To do → Using the records below, count the lines with "http" in them. Give the number only.

Data excerpts:

*****

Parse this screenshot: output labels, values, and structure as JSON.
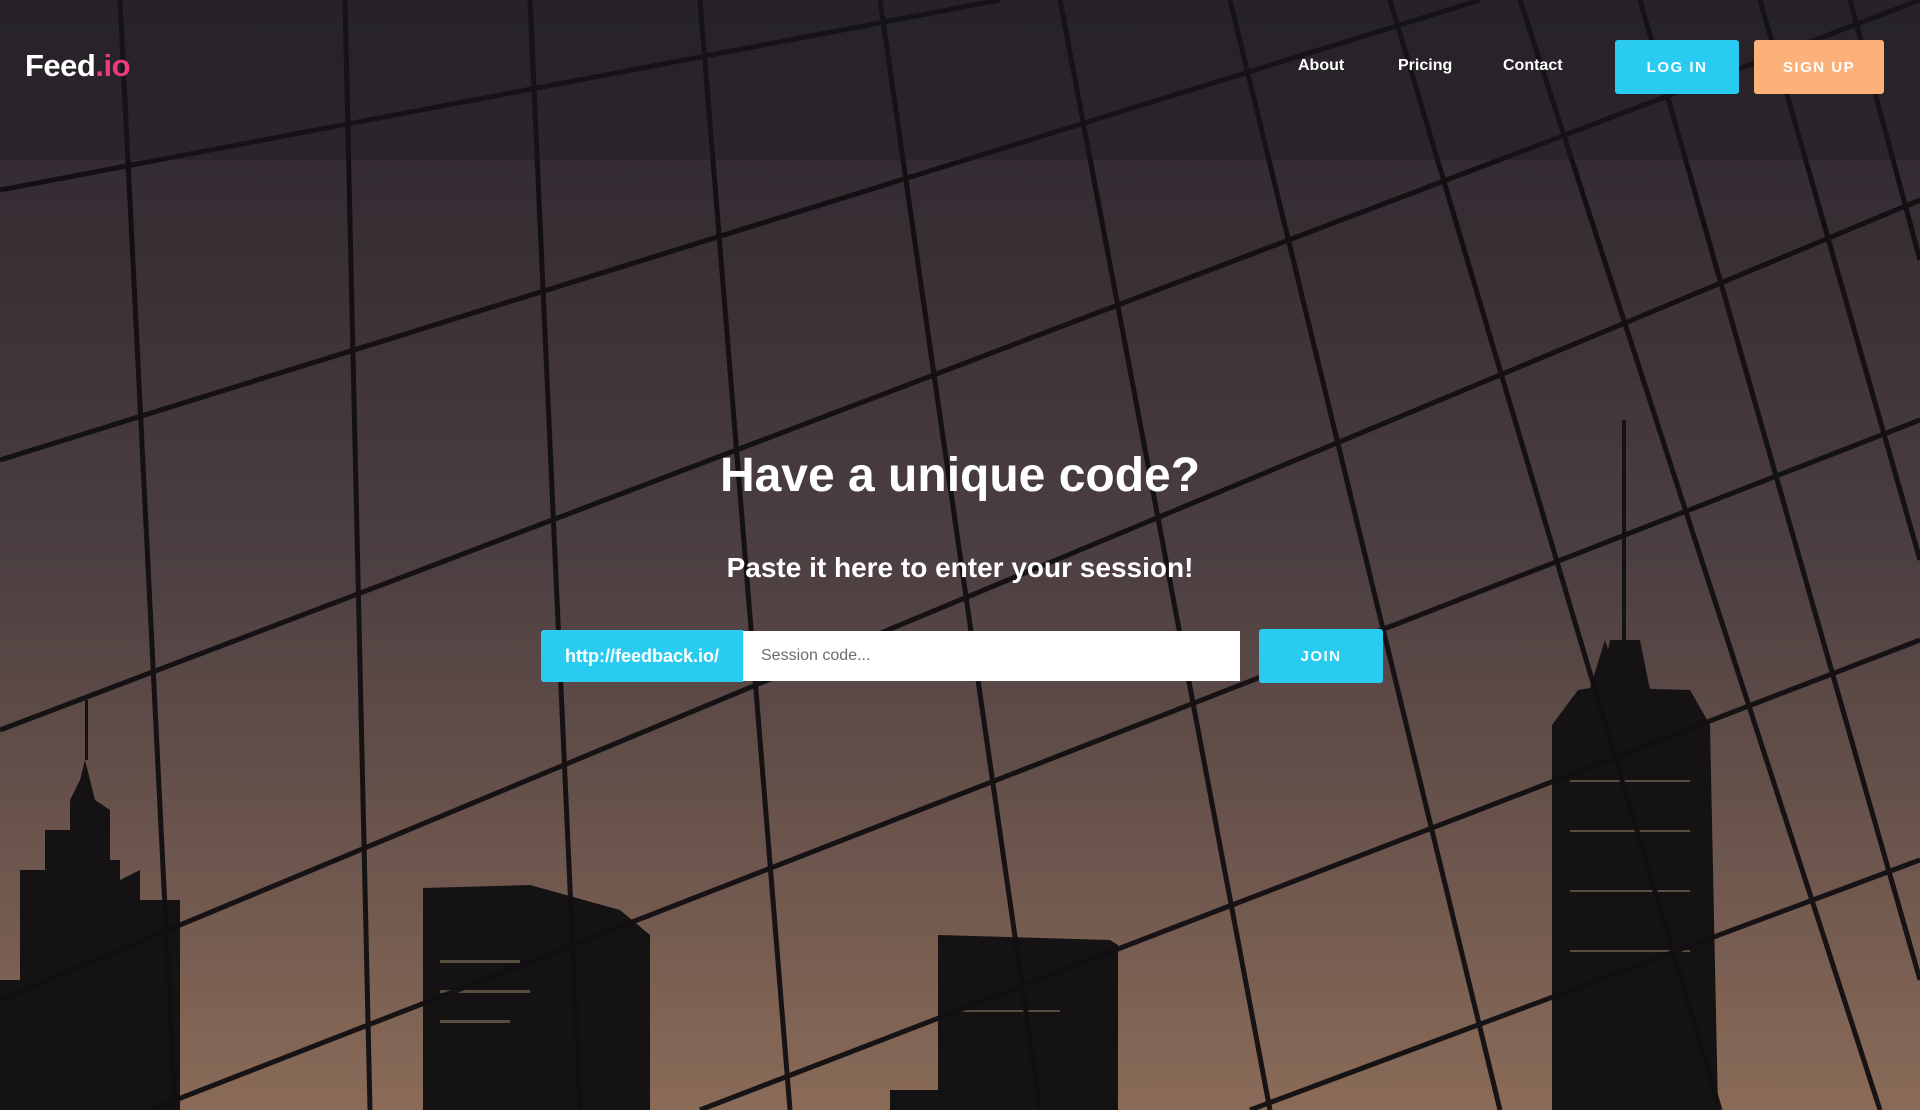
{
  "brand": {
    "name_main": "Feed",
    "name_suffix": ".io",
    "suffix_color": "#ec3a7e"
  },
  "nav": {
    "links": [
      {
        "label": "About"
      },
      {
        "label": "Pricing"
      },
      {
        "label": "Contact"
      }
    ],
    "login_label": "LOG IN",
    "signup_label": "SIGN UP"
  },
  "hero": {
    "headline": "Have a unique code?",
    "subheadline": "Paste it here to enter your session!",
    "url_prefix": "http://feedback.io/",
    "session_placeholder": "Session code...",
    "join_label": "JOIN"
  },
  "colors": {
    "accent": "#29ccf0",
    "signup": "#fdb17a",
    "text": "#ffffff"
  }
}
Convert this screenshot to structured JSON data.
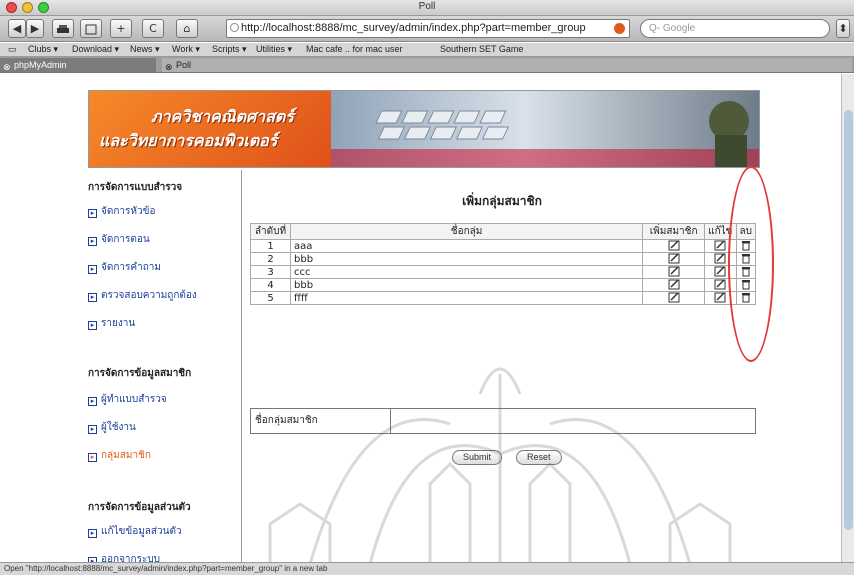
{
  "browser": {
    "window_title": "Poll",
    "url": "http://localhost:8888/mc_survey/admin/index.php?part=member_group",
    "search_placeholder": "Q- Google",
    "nav_buttons": [
      "◀",
      "▶",
      "",
      "",
      "+",
      "C",
      "⌂"
    ],
    "bookmarks": [
      "Clubs ▾",
      "Download ▾",
      "News ▾",
      "Work ▾",
      "Scripts ▾",
      "Utilities ▾",
      "Mac cafe .. for mac user",
      "Southern SET Game"
    ],
    "tabs": [
      {
        "label": "phpMyAdmin"
      },
      {
        "label": "Poll"
      }
    ],
    "status": "Open \"http://localhost:8888/mc_survey/admin/index.php?part=member_group\" in a new tab"
  },
  "banner": {
    "line1": "ภาควิชาคณิตศาสตร์",
    "line2": "และวิทยาการคอมพิวเตอร์"
  },
  "sidebar": {
    "sections": [
      {
        "heading": "การจัดการแบบสำรวจ",
        "items": [
          "จัดการหัวข้อ",
          "จัดการตอน",
          "จัดการคำถาม",
          "ตรวจสอบความถูกต้อง",
          "รายงาน"
        ]
      },
      {
        "heading": "การจัดการข้อมูลสมาชิก",
        "items": [
          "ผู้ทำแบบสำรวจ",
          "ผู้ใช้งาน",
          "กลุ่มสมาชิก"
        ]
      },
      {
        "heading": "การจัดการข้อมูลส่วนตัว",
        "items": [
          "แก้ไขข้อมูลส่วนตัว",
          "ออกจากระบบ"
        ]
      }
    ],
    "active_item": "กลุ่มสมาชิก"
  },
  "main": {
    "title": "เพิ่มกลุ่มสมาชิก",
    "columns": [
      "ลำดับที่",
      "ชื่อกลุ่ม",
      "เพิ่มสมาชิก",
      "แก้ไข",
      "ลบ"
    ],
    "rows": [
      {
        "no": "1",
        "name": "aaa"
      },
      {
        "no": "2",
        "name": "bbb"
      },
      {
        "no": "3",
        "name": "ccc"
      },
      {
        "no": "4",
        "name": "bbb"
      },
      {
        "no": "5",
        "name": "ffff"
      }
    ],
    "form_label": "ชื่อกลุ่มสมาชิก",
    "form_value": "",
    "submit_label": "Submit",
    "reset_label": "Reset"
  },
  "colors": {
    "accent": "#e05a1a",
    "link": "#1a3f9a",
    "annotation": "#e23a3a"
  }
}
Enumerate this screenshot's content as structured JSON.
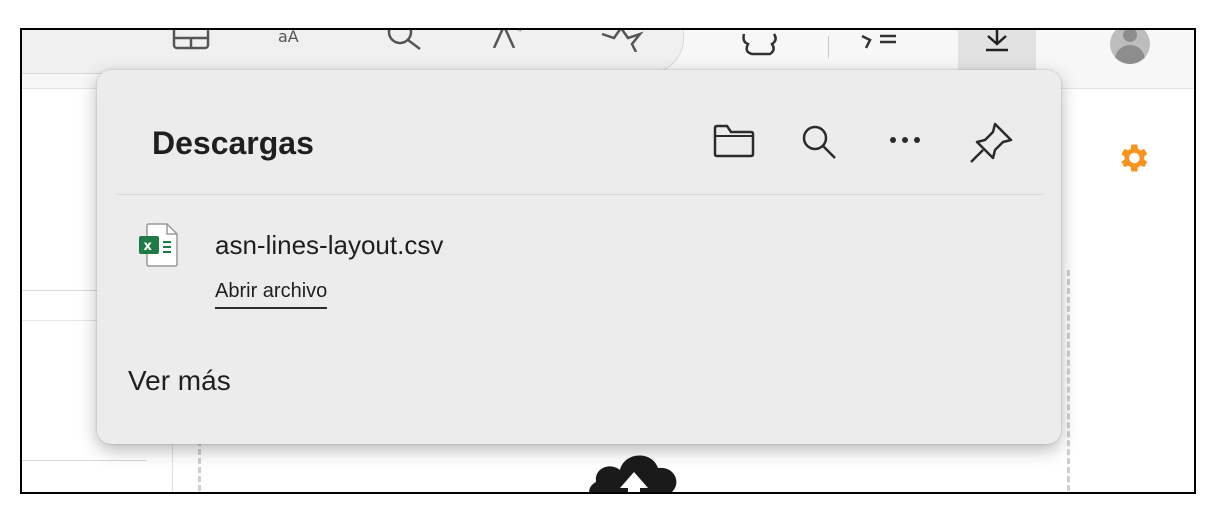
{
  "toolbar": {
    "icons": [
      "split-screen-icon",
      "read-aloud-icon",
      "search-icon",
      "text-size-icon",
      "favorite-star-icon",
      "extensions-icon",
      "favorites-list-icon",
      "download-icon",
      "profile-avatar-icon"
    ]
  },
  "panel": {
    "title": "Descargas",
    "header_icons": [
      "folder-icon",
      "search-icon",
      "more-options-icon",
      "pin-icon"
    ],
    "file": {
      "name": "asn-lines-layout.csv",
      "action": "Abrir archivo",
      "icon": "excel-file-icon"
    },
    "see_more": "Ver más"
  },
  "page": {
    "settings_icon": "gear-icon",
    "upload_icon": "cloud-upload-icon"
  },
  "colors": {
    "panel_bg": "#ececec",
    "gear": "#f7941d",
    "excel_green": "#1e7b45"
  }
}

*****

Your solution → 3